What’s next in the evolution of security automation and orchestration?
Over the past 20 years we’ve seen significant improvements in cybersecurity technology and tools. For example, new versions of intrusion prevention systems and firewalls were introduced using terminology like “next-generation”, which I’m not a fan of because it borders on hype. (What is after next-generation? Next-next? But I digress…) Regardless, ultimately, important revisions and upgrades were made that helped security teams improve threat detection and prevention.

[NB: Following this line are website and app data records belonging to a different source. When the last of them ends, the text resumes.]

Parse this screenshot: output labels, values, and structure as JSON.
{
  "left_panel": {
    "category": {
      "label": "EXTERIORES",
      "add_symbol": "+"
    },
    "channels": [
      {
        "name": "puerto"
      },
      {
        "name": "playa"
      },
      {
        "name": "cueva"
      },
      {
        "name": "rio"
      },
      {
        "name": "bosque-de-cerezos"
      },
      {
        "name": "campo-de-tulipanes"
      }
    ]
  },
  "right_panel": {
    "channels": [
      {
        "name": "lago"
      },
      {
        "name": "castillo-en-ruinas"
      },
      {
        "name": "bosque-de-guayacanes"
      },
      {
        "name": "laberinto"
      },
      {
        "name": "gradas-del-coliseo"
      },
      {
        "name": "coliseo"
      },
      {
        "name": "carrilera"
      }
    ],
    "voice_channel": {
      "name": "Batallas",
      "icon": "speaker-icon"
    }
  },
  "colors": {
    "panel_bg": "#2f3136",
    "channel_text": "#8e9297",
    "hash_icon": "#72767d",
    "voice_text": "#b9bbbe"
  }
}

Unique capabilities also emerged like automation and orchestration that became the focus of new categories like security orchestration, automation and response (SOAR) platforms which quickly proved their value by improving the throughput of analyst work. As SOAR platforms grew in popularity, vendors of related cybersecurity product categories began to envision how automation and orchestration could also be applied to their area of focus. Soon, a technology that began as a unique capability of SOAR, evolved to become a core feature in many other categories. SIEM providers acquired stand-alone SOAR platforms, and endpoint detection and response (EDR) and extended detection and response (XDR) solutions broadened to include automation and orchestration capabilities. What’s next in the evolution of automation and orchestration?